In the new budget for 2014-2020, the EU has allocated money to build at least two regional hospitals in Romania. One in Iasi and one in Craiova – hospitals outside Bucharest. According to Alexandru Rafali, the World Bank has granted some funds for the purchase of medical equipment.

The government’s intention to invest more in the healthcare system, doesn’t calm Tigran Martikian. According to him, people in Romania have lost any trust in the government. This doesn’t make it particularly attractive to pay taxes.

“I don’t see any changes. If you listen to old doctors, they will tell you they believed things would change when they were young. But nothing has changed,” he says.

Romania needs help with EU funds

The free movement of individuals in the EU has made it possible for Romanian doctors to get jobs in other member states with better working conditions and higher wages. Although it leaves Romania with fewer specialists, unstaffed hospitals and limited access to treatment, Mads Dagnis Jensen also sees the positive effect of this for Romania.

“Some doctors might return to Romania with new important knowledge from a modern European hospital,” he says.

Mads Dagnis Jensen believes that to improve the health system in the country, one solution could be to hire agencies to help specialists take advantage of the EU funds.

“Even in Denmark you started hiring consultants from Dutch agencies, with an expertise in taking advantage of EU funds, because it is such a difficult procedure,” he says.

According to Mads Dagnis Jensen, the Ministry of Health in Romania could allocate funds to hire these consultants to help specialists write the applications.

Raise in doctors salaries

A young doctor in Romania starts with a salary of 200 Euros per month while an experienced doctor can advance to a salary of 300-350 Euros. In other EU countries Romanian doctors can earn almost ten times more. The low salaries are the main reason, why immigration of doctors is so high at this time. The government is discussing raising doctor salaries with 5 percent, but according to Alexandru Rafali salaries should be increased significantly more.

“In my personal opinion, we have to discuss a minimum salary of 1000 Euros. I think it is realistic,” Rafali says.

Alexandru Rafali estimates that it will be possible to raise doctors salaries significantly in two or three years. According to Tigran Martikian the low salaries have other negative consequences. The doctors earn so little, they can’t survive without accepting bribes from patients.

“At first as a young doctor, you think ‘I’m never gonna do that’, but eventually everybody does it. If you don’t you might get weird looks from colleagues. Like you are better than them,” he says.

Tigran Martikian left just one week ago to start a medical career in Sweden. If the conditions change, he will consider coming back to Romania.
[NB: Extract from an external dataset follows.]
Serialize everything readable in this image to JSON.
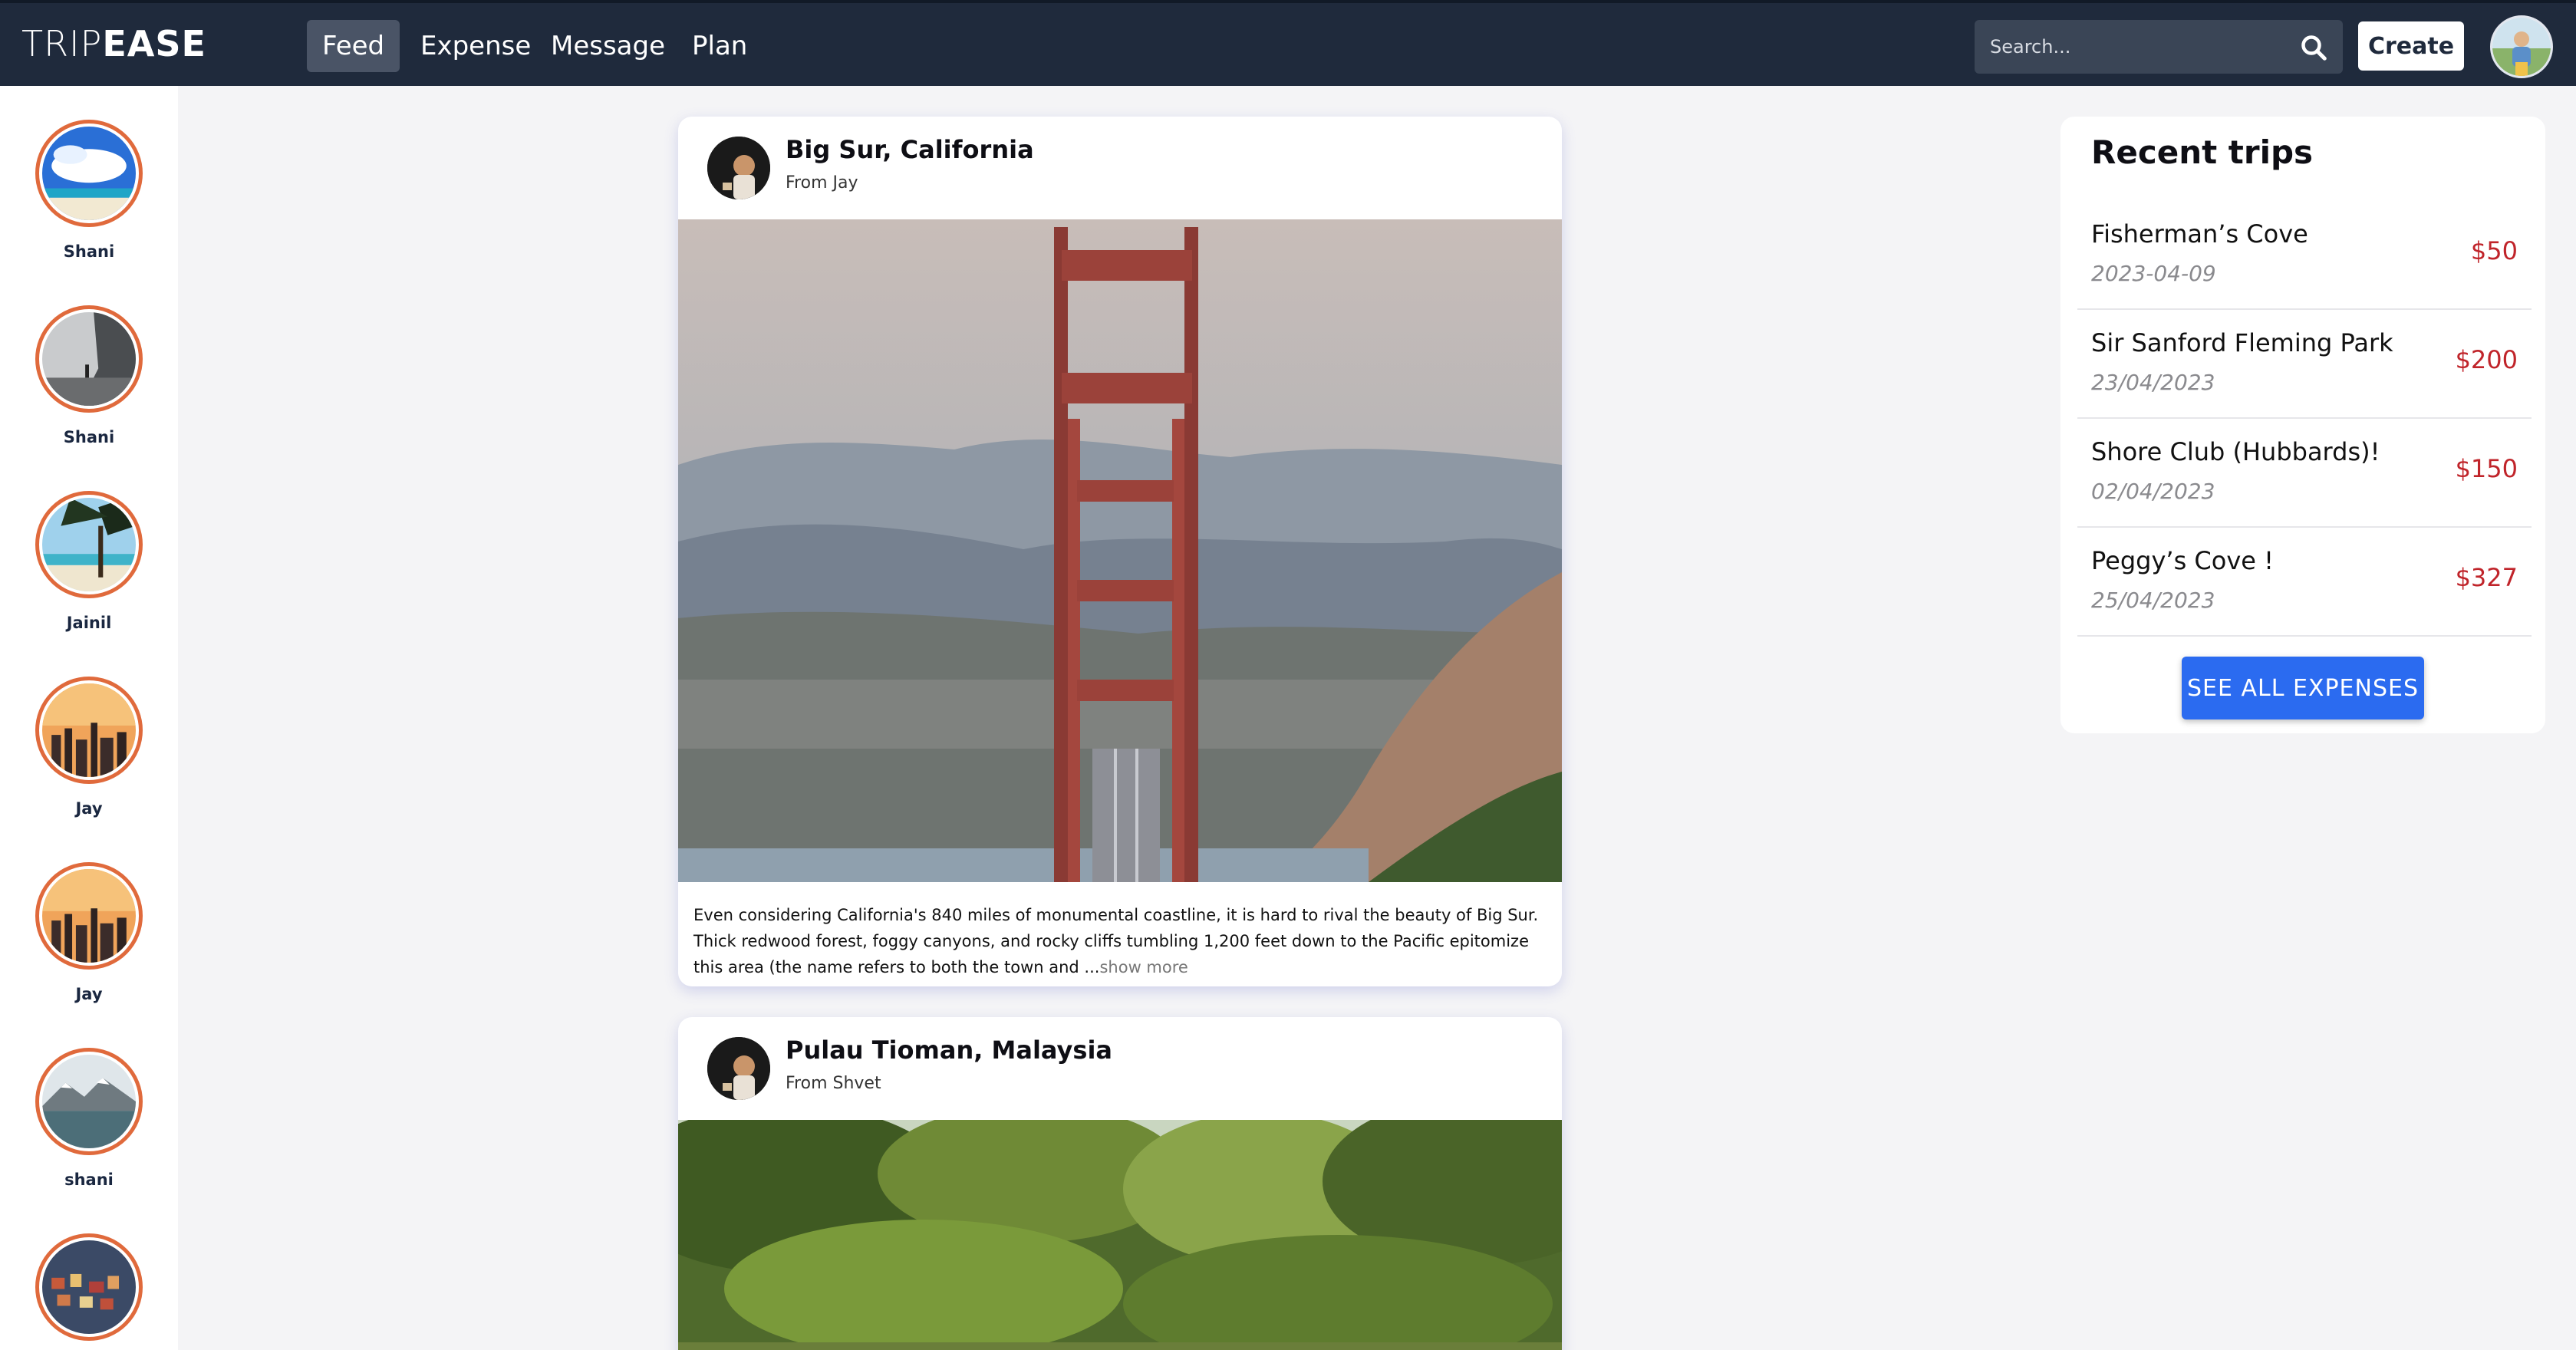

Regarding a significant raise in doctors salaries, he is not optimistic.

“It’s impossible. There are so many problems with the Romanian economy. We have less bridges than Bulgaria,” Tigran says.
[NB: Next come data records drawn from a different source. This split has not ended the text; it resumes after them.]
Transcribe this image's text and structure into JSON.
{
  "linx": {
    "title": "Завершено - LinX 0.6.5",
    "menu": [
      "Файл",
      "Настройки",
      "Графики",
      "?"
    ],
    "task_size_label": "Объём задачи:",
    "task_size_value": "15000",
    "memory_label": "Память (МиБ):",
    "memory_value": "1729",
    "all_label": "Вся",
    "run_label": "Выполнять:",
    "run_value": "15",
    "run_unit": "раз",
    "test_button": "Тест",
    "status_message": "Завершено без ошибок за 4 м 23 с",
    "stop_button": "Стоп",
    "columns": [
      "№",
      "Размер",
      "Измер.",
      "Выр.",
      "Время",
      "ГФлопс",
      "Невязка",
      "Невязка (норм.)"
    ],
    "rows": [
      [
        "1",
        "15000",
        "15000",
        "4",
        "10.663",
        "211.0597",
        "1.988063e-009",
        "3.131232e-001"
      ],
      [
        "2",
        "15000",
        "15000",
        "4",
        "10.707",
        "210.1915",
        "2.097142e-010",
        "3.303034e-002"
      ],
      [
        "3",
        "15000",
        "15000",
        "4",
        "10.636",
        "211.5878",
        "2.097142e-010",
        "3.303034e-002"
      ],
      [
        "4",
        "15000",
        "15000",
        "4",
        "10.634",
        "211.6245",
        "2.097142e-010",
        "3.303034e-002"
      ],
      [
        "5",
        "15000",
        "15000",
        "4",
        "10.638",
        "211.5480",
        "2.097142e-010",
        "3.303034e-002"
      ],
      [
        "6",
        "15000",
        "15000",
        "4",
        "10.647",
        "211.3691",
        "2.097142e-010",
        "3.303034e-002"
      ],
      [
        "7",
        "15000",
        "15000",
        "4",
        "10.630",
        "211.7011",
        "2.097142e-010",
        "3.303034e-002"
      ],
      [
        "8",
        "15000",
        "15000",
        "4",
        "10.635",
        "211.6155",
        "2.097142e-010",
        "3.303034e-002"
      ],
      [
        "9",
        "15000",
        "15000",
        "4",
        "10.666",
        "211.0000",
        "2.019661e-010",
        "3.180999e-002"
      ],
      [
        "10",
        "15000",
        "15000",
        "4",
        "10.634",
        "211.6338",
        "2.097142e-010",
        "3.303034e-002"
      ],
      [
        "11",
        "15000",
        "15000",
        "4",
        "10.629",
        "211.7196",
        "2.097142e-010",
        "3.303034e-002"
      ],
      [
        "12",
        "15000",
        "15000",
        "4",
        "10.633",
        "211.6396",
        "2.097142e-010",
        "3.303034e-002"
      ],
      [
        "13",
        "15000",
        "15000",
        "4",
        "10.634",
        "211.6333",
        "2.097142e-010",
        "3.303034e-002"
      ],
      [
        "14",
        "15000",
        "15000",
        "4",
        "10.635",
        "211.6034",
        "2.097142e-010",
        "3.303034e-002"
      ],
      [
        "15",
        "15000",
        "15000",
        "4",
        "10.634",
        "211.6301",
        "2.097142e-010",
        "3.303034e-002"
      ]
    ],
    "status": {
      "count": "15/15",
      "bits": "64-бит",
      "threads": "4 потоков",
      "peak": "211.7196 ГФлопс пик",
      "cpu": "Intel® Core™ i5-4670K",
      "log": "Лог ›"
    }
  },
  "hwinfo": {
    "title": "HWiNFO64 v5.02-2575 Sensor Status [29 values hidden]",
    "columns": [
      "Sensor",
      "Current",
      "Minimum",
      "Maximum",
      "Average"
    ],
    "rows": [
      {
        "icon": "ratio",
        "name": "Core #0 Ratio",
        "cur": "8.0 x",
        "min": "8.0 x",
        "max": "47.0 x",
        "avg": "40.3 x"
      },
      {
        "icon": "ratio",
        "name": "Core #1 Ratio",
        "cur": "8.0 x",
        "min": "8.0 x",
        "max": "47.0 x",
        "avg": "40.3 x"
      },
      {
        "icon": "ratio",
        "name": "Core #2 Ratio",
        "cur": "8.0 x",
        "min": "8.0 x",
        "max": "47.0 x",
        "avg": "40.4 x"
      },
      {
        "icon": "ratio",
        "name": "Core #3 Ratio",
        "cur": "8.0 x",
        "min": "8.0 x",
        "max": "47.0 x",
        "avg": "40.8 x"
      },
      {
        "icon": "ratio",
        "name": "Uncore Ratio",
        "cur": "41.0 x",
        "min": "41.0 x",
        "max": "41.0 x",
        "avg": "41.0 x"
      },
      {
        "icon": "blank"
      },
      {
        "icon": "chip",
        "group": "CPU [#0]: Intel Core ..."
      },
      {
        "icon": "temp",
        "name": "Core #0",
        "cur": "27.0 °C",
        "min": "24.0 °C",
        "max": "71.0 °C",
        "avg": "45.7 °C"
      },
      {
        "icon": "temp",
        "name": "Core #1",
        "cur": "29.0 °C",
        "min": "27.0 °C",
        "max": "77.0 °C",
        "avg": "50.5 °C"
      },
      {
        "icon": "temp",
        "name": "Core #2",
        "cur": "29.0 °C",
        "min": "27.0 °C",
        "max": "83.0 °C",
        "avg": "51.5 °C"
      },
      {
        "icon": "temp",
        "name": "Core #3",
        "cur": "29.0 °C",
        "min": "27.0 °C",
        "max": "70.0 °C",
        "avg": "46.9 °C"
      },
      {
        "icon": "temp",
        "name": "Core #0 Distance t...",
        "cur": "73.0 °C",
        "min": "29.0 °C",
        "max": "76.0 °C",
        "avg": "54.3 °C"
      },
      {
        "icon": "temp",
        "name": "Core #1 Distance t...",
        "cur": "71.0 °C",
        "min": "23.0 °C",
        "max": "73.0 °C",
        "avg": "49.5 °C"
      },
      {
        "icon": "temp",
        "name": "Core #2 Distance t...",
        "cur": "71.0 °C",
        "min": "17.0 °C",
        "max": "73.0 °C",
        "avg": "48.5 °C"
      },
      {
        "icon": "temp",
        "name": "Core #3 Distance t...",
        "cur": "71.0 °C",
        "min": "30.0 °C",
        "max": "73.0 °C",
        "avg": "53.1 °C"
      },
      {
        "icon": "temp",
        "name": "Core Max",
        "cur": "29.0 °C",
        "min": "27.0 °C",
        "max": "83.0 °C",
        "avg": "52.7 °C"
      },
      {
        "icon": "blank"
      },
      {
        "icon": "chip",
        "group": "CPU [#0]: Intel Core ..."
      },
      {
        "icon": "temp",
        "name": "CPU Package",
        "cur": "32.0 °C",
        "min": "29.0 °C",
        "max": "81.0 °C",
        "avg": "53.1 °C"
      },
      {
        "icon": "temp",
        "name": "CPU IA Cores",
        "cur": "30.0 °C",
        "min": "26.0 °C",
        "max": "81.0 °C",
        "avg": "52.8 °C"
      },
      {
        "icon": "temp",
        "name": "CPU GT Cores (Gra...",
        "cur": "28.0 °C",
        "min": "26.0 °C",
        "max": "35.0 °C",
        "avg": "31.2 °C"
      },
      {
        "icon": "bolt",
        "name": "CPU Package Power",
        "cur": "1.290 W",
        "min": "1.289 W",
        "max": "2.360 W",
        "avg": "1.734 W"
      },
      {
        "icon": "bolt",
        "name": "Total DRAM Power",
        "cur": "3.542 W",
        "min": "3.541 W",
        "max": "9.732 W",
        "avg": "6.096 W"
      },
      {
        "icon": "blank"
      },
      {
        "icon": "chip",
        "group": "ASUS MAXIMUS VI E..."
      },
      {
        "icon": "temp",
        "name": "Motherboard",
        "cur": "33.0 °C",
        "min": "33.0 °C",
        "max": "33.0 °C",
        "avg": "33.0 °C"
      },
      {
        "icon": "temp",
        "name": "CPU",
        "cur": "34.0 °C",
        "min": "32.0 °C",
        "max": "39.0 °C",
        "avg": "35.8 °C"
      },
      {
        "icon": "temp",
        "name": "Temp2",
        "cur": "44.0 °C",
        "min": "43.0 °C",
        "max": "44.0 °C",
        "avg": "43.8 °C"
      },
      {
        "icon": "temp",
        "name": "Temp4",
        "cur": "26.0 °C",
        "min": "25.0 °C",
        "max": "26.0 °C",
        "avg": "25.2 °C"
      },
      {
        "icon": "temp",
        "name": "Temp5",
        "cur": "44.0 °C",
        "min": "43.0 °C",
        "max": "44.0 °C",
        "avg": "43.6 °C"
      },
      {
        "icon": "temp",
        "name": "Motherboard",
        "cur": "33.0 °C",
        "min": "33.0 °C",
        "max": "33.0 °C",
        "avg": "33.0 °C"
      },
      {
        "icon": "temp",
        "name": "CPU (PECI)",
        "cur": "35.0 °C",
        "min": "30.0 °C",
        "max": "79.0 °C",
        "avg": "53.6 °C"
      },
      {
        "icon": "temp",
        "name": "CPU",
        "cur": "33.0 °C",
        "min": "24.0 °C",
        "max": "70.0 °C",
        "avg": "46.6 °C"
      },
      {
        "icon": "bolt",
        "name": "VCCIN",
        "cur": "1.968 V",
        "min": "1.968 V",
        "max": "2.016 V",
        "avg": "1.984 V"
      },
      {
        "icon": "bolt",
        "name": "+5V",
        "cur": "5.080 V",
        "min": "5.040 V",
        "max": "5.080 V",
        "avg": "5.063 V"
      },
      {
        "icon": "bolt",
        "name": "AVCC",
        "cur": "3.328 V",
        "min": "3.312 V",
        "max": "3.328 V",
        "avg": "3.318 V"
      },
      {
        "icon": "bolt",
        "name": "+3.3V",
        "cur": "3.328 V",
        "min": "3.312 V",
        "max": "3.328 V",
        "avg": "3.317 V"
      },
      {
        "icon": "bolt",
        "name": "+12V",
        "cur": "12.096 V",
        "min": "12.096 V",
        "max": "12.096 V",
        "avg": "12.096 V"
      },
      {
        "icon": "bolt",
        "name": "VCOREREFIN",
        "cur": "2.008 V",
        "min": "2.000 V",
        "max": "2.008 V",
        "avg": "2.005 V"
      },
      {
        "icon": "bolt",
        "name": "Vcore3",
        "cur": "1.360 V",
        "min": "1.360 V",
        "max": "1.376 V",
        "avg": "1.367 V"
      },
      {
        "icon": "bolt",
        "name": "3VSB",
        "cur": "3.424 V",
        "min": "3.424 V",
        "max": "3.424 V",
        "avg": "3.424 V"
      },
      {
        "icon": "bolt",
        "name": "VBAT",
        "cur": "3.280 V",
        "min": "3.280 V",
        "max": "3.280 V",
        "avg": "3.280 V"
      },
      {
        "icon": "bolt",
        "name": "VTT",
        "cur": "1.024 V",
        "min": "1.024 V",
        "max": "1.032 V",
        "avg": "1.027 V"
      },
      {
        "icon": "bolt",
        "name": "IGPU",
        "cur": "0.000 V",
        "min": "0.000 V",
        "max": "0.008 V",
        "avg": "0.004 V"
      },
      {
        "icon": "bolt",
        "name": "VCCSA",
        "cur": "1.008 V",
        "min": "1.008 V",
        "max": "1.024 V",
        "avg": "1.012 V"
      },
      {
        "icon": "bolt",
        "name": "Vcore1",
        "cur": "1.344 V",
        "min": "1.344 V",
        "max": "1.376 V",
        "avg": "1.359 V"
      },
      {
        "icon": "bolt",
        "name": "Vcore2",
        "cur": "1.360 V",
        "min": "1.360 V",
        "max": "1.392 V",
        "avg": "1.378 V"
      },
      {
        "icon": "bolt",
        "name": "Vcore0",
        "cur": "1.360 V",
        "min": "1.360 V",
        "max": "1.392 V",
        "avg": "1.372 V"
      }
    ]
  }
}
Prof. Dr. Vasile Astarastoae believes that the bad situation in Romania has pushed the government to step into action. Furthermore, he is optimistic about the health education in Romania, which performs on a high level. Concerning the speed of doctors leaving the country, the professor is worried.

“If migration of doctors continues in the same speed as now, it will lead the health system in Romania to collapse,” Prof. Dr. Vasile Astarastoae says.

Prof. Dr. Vasile Astarastoae has made several studies of unstaffed hospitals in Romania
Prof. Dr. Vasile Astarastoae has made several studies of unstaffed hospitals in Romania



Radio: Matei Bals Institute 

Brain drain is a phenomenon well known in European countries, especially in poorer member states, the salary can’t compete with the average level in Europe.
In particularly young doctors look elsewhere to find jobs with better salaries and working conditions.
In the National Institute of Infectious diseases we meet the three physicians: Lăpădat Irina, Gliga Smaranda and Niculescu Iulia.
Although the institute and hospital is one of the best in Romania, the three physicians still want to leave the country.